View the document(introduction...)
View the documentAcknowledgements
View the documentEditorial
View the documentNepal - The CFDP / RECAST Stove Programme
View the documentBP No. 3: New Nepali Chulo
View the documentGambia National Stoves Project
View the documentNew Stoves in Senegal
View the documentStove Seminar in Bamako
View the documentAlternative Cooking Stoves Zimbabwe
View the documentEvolution of Insulated Stoves in Kenya
View the documentImproved Stoves in Niger
View the documentAvoiding Pot Holes in the Structural Design of Pottery Stoves
View the documentRadiation and Stack Losses
View the documentReviews
View the documentFocus on Testing
View the documentBP No. 3 Village Studies in Sri Lanka
View the documentMud Stoves in Malawi
View the documentITDG stoves project manager
View the documentIntermediate-Technology Development Group

Reviews

We were very pleased to receive some 'stove' publications from the training section of the Peace Corps in Benin. They were written by Stephen Connors. Although basically written for local use, it is very interesting to see other stove workers' approach to the writing and presentation of stove literature. We hope that readers will send us more - which we will review, summarize, or even print in full, to give ideas to those about to embark on a similar publication.

The STOVE DESIGN HANDBOOK by Stephen Connors is a 12 page leaflet on the basic design principles of wood conserving stoves, well set out, with attractive drawings. For example.....


FIGURE

The leaflet gives a straightforward explanation of 'how a fire works', followed by the general mehods used to maximise combustion, radiation, convection and conduction. It does not go into detailed stove construction, but gives a good coverage of the basic elements. m e leaflet ends with sections covering the vital cultural, economic, and safety factors that must be considered as part of stove design.

The handbook did not indicate the audience for whom it was intended, but we think that it would make useful introductory reading or discussion material in the training of stove programme extension workers.

We also received SOTA STOVE CONSTRUCTION, an instruction manual written by Mr Connors for the construction of the Sota stove, a one pot, chimneyless mud stove (made of 'banco' in Benin), which is a 'refined version of the Louga variety of stoves first developed in Senegal'.
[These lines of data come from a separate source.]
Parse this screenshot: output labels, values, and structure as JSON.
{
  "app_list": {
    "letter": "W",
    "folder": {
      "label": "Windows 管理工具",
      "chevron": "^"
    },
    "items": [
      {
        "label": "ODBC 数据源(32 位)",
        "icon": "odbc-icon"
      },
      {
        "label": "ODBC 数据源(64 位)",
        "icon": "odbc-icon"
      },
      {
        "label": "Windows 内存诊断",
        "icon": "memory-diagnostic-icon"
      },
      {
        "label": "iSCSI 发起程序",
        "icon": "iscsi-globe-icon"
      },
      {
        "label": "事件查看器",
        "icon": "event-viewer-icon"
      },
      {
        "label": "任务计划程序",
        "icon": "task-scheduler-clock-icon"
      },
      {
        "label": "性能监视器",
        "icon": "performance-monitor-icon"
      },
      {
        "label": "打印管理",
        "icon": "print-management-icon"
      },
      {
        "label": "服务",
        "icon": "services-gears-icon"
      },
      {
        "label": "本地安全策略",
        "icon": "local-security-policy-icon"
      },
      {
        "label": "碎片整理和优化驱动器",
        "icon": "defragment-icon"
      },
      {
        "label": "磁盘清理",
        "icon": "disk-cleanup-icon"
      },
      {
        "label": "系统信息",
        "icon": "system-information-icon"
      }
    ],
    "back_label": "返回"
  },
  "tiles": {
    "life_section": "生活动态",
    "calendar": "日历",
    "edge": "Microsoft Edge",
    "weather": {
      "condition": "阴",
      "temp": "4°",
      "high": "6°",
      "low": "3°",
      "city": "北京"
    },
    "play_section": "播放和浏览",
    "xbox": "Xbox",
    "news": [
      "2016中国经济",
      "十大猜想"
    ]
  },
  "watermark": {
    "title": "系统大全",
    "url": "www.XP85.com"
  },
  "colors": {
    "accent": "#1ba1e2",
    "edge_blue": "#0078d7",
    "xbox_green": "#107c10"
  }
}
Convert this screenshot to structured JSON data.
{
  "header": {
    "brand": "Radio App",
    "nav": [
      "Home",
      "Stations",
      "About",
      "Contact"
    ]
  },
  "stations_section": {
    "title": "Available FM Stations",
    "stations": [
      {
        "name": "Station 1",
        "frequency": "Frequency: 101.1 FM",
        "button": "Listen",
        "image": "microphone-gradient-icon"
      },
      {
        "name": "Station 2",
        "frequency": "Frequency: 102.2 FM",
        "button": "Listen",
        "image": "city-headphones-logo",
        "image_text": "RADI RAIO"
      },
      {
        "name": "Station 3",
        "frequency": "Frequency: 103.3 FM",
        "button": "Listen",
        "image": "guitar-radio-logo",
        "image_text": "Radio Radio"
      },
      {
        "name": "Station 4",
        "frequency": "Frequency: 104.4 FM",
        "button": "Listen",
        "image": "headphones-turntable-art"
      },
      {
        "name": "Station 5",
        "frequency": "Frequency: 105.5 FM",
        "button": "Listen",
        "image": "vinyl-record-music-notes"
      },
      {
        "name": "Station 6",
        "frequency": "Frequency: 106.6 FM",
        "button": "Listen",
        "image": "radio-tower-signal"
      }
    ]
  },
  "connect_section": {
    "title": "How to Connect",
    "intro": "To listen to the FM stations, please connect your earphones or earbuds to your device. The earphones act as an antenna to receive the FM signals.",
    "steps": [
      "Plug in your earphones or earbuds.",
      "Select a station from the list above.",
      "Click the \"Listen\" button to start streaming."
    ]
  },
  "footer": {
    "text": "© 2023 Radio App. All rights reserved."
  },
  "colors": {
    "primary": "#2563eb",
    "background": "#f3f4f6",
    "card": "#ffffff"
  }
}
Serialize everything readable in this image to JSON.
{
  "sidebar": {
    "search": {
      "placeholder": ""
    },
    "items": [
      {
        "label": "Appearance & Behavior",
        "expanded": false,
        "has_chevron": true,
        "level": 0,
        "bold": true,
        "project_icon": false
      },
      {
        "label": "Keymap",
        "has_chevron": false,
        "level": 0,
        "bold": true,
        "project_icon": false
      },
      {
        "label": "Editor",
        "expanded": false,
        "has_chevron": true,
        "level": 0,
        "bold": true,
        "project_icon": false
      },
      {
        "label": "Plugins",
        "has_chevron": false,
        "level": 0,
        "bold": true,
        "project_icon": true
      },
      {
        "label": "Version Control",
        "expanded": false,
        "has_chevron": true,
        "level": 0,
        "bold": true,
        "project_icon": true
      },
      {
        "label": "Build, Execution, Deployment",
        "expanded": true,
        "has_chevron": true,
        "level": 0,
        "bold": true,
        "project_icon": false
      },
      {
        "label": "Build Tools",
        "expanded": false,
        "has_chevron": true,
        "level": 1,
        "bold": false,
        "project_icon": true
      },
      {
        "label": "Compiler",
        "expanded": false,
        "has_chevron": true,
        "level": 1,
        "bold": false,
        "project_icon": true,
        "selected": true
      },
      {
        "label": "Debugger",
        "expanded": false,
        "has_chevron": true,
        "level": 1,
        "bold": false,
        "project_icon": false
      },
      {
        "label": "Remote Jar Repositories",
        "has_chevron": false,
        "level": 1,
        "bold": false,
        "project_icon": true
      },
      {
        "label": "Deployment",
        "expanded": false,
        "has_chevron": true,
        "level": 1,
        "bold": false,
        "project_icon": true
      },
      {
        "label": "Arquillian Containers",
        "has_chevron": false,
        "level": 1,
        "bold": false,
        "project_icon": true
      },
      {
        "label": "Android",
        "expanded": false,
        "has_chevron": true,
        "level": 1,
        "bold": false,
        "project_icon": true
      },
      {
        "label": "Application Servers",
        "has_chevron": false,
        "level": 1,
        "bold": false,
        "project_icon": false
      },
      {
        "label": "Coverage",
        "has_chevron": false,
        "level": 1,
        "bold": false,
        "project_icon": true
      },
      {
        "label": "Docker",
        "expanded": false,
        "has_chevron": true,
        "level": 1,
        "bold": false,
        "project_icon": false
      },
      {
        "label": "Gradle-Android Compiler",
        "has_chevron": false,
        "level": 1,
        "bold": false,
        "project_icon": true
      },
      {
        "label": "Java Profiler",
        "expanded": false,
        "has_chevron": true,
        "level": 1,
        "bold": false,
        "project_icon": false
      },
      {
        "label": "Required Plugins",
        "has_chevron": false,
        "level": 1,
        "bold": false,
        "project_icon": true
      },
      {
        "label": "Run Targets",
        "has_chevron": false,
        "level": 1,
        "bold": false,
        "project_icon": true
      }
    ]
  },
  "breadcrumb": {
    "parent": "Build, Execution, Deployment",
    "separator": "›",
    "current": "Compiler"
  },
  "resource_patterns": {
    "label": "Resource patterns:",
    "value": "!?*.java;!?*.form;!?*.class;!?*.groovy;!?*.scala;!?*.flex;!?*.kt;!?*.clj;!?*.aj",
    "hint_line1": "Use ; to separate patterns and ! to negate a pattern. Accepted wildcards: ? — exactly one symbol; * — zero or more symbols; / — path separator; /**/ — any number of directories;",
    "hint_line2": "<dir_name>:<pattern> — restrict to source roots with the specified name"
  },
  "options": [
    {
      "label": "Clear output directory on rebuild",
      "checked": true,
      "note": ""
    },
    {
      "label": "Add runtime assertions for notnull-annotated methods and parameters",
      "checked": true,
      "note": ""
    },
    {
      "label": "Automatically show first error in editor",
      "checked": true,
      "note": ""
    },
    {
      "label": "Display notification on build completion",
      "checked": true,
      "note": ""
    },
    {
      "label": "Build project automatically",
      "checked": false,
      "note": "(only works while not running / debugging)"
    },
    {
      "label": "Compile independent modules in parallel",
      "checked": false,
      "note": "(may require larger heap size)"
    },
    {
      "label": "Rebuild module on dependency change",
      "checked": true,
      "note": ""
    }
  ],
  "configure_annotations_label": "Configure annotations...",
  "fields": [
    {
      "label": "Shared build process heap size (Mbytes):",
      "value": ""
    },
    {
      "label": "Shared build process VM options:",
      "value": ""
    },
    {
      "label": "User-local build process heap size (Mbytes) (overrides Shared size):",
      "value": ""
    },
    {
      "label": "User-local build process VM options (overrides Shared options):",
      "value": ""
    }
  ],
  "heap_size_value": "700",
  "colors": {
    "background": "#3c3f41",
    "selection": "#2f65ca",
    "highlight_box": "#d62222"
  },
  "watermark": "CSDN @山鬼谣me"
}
As a construction guide we feel that more drawings, with labelling, and a better layout of the step-by-step instructions are required. However, as a back-up document to a stove building demonstration it would be very useful.